**What to produce**
Only an exact retyping of all the entries counts as an answer.

═════ Provided records

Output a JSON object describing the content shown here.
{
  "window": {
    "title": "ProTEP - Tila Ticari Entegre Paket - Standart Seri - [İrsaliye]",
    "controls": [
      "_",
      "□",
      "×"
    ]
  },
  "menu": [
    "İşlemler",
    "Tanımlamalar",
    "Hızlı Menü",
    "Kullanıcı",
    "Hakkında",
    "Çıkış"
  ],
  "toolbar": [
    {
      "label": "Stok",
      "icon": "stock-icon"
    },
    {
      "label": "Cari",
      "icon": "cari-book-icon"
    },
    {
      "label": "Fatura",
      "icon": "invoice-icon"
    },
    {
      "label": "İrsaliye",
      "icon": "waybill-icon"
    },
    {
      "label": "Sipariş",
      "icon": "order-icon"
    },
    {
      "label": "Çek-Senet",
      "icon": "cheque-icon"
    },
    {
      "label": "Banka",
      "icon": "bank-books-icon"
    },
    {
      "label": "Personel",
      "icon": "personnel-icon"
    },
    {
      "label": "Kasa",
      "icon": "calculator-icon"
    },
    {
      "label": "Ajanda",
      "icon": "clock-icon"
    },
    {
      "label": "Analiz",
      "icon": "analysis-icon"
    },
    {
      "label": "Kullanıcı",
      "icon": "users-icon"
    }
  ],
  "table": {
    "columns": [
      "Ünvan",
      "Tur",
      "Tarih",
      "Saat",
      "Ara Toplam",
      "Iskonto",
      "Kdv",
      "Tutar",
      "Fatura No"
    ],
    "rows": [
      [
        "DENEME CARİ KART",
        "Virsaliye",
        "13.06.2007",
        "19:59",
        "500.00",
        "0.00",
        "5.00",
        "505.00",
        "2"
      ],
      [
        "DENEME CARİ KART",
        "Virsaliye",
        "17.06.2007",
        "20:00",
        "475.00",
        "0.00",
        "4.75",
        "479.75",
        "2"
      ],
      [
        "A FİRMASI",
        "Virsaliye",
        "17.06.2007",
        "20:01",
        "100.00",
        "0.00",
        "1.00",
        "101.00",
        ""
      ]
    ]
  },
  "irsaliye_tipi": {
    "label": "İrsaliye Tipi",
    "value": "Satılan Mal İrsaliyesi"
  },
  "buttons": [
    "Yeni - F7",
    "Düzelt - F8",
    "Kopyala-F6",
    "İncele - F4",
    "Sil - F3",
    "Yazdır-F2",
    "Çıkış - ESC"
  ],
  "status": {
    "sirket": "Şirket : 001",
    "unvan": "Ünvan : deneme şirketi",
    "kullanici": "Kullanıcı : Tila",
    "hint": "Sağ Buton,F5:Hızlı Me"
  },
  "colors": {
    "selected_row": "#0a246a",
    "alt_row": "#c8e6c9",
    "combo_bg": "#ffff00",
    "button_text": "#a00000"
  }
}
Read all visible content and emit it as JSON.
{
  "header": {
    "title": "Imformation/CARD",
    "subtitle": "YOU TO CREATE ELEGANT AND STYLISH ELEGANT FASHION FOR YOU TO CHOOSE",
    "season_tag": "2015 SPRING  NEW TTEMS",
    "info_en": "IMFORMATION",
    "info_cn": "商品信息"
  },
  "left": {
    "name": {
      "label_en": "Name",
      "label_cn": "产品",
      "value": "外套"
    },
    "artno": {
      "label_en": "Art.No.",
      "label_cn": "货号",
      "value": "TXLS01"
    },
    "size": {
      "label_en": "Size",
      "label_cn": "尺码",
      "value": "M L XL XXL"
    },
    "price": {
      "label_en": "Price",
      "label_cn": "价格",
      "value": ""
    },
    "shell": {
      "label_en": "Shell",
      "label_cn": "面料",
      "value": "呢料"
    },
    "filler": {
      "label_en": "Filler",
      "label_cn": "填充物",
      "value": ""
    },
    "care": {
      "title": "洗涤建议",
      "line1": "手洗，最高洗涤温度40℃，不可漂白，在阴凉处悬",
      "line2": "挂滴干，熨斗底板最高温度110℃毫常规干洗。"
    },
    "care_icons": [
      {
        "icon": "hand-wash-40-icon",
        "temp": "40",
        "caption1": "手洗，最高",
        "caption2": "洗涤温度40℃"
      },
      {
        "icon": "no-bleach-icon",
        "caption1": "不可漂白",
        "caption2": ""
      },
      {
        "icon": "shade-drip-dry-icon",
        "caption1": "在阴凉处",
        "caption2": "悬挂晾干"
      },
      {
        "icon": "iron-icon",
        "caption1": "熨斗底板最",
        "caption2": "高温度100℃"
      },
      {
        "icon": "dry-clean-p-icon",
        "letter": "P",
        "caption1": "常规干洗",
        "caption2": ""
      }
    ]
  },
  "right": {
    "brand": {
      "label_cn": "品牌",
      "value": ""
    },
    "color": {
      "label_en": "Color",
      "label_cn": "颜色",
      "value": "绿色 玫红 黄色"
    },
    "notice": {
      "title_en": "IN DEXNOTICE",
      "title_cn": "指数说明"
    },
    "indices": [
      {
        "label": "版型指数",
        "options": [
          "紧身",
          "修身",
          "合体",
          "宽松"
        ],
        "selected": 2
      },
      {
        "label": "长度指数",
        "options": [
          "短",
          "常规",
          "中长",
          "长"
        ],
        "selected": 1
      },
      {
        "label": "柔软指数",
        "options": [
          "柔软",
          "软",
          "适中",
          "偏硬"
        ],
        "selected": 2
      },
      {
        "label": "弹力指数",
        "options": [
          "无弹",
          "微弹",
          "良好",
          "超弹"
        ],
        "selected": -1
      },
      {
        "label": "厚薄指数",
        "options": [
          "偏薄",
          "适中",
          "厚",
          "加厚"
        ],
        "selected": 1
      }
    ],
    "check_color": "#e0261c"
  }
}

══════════

**Exercise result**
Output a JSON object describing the content shown here.
{
  "window": {
    "title": "ProTEP - Tila Ticari Entegre Paket - Standart Seri - [İrsaliye]",
    "controls": [
      "_",
      "□",
      "×"
    ]
  },
  "menu": [
    "İşlemler",
    "Tanımlamalar",
    "Hızlı Menü",
    "Kullanıcı",
    "Hakkında",
    "Çıkış"
  ],
  "toolbar": [
    {
      "label": "Stok",
      "icon": "stock-icon"
    },
    {
      "label": "Cari",
      "icon": "cari-book-icon"
    },
    {
      "label": "Fatura",
      "icon": "invoice-icon"
    },
    {
      "label": "İrsaliye",
      "icon": "waybill-icon"
    },
    {
      "label": "Sipariş",
      "icon": "order-icon"
    },
    {
      "label": "Çek-Senet",
      "icon": "cheque-icon"
    },
    {
      "label": "Banka",
      "icon": "bank-books-icon"
    },
    {
      "label": "Personel",
      "icon": "personnel-icon"
    },
    {
      "label": "Kasa",
      "icon": "calculator-icon"
    },
    {
      "label": "Ajanda",
      "icon": "clock-icon"
    },
    {
      "label": "Analiz",
      "icon": "analysis-icon"
    },
    {
      "label": "Kullanıcı",
      "icon": "users-icon"
    }
  ],
  "table": {
    "columns": [
      "Ünvan",
      "Tur",
      "Tarih",
      "Saat",
      "Ara Toplam",
      "Iskonto",
      "Kdv",
      "Tutar",
      "Fatura No"
    ],
    "rows": [
      [
        "DENEME CARİ KART",
        "Virsaliye",
        "13.06.2007",
        "19:59",
        "500.00",
        "0.00",
        "5.00",
        "505.00",
        "2"
      ],
      [
        "DENEME CARİ KART",
        "Virsaliye",
        "17.06.2007",
        "20:00",
        "475.00",
        "0.00",
        "4.75",
        "479.75",
        "2"
      ],
      [
        "A FİRMASI",
        "Virsaliye",
        "17.06.2007",
        "20:01",
        "100.00",
        "0.00",
        "1.00",
        "101.00",
        ""
      ]
    ]
  },
  "irsaliye_tipi": {
    "label": "İrsaliye Tipi",
    "value": "Satılan Mal İrsaliyesi"
  },
  "buttons": [
    "Yeni - F7",
    "Düzelt - F8",
    "Kopyala-F6",
    "İncele - F4",
    "Sil - F3",
    "Yazdır-F2",
    "Çıkış - ESC"
  ],
  "status": {
    "sirket": "Şirket : 001",
    "unvan": "Ünvan : deneme şirketi",
    "kullanici": "Kullanıcı : Tila",
    "hint": "Sağ Buton,F5:Hızlı Me"
  },
  "colors": {
    "selected_row": "#0a246a",
    "alt_row": "#c8e6c9",
    "combo_bg": "#ffff00",
    "button_text": "#a00000"
  }
}
Read all visible content and emit it as JSON.
{
  "header": {
    "title": "Imformation/CARD",
    "subtitle": "YOU TO CREATE ELEGANT AND STYLISH ELEGANT FASHION FOR YOU TO CHOOSE",
    "season_tag": "2015 SPRING  NEW TTEMS",
    "info_en": "IMFORMATION",
    "info_cn": "商品信息"
  },
  "left": {
    "name": {
      "label_en": "Name",
      "label_cn": "产品",
      "value": "外套"
    },
    "artno": {
      "label_en": "Art.No.",
      "label_cn": "货号",
      "value": "TXLS01"
    },
    "size": {
      "label_en": "Size",
      "label_cn": "尺码",
      "value": "M L XL XXL"
    },
    "price": {
      "label_en": "Price",
      "label_cn": "价格",
      "value": ""
    },
    "shell": {
      "label_en": "Shell",
      "label_cn": "面料",
      "value": "呢料"
    },
    "filler": {
      "label_en": "Filler",
      "label_cn": "填充物",
      "value": ""
    },
    "care": {
      "title": "洗涤建议",
      "line1": "手洗，最高洗涤温度40℃，不可漂白，在阴凉处悬",
      "line2": "挂滴干，熨斗底板最高温度110℃毫常规干洗。"
    },
    "care_icons": [
      {
        "icon": "hand-wash-40-icon",
        "temp": "40",
        "caption1": "手洗，最高",
        "caption2": "洗涤温度40℃"
      },
      {
        "icon": "no-bleach-icon",
        "caption1": "不可漂白",
        "caption2": ""
      },
      {
        "icon": "shade-drip-dry-icon",
        "caption1": "在阴凉处",
        "caption2": "悬挂晾干"
      },
      {
        "icon": "iron-icon",
        "caption1": "熨斗底板最",
        "caption2": "高温度100℃"
      },
      {
        "icon": "dry-clean-p-icon",
        "letter": "P",
        "caption1": "常规干洗",
        "caption2": ""
      }
    ]
  },
  "right": {
    "brand": {
      "label_cn": "品牌",
      "value": ""
    },
    "color": {
      "label_en": "Color",
      "label_cn": "颜色",
      "value": "绿色 玫红 黄色"
    },
    "notice": {
      "title_en": "IN DEXNOTICE",
      "title_cn": "指数说明"
    },
    "indices": [
      {
        "label": "版型指数",
        "options": [
          "紧身",
          "修身",
          "合体",
          "宽松"
        ],
        "selected": 2
      },
      {
        "label": "长度指数",
        "options": [
          "短",
          "常规",
          "中长",
          "长"
        ],
        "selected": 1
      },
      {
        "label": "柔软指数",
        "options": [
          "柔软",
          "软",
          "适中",
          "偏硬"
        ],
        "selected": 2
      },
      {
        "label": "弹力指数",
        "options": [
          "无弹",
          "微弹",
          "良好",
          "超弹"
        ],
        "selected": -1
      },
      {
        "label": "厚薄指数",
        "options": [
          "偏薄",
          "适中",
          "厚",
          "加厚"
        ],
        "selected": 1
      }
    ],
    "check_color": "#e0261c"
  }
}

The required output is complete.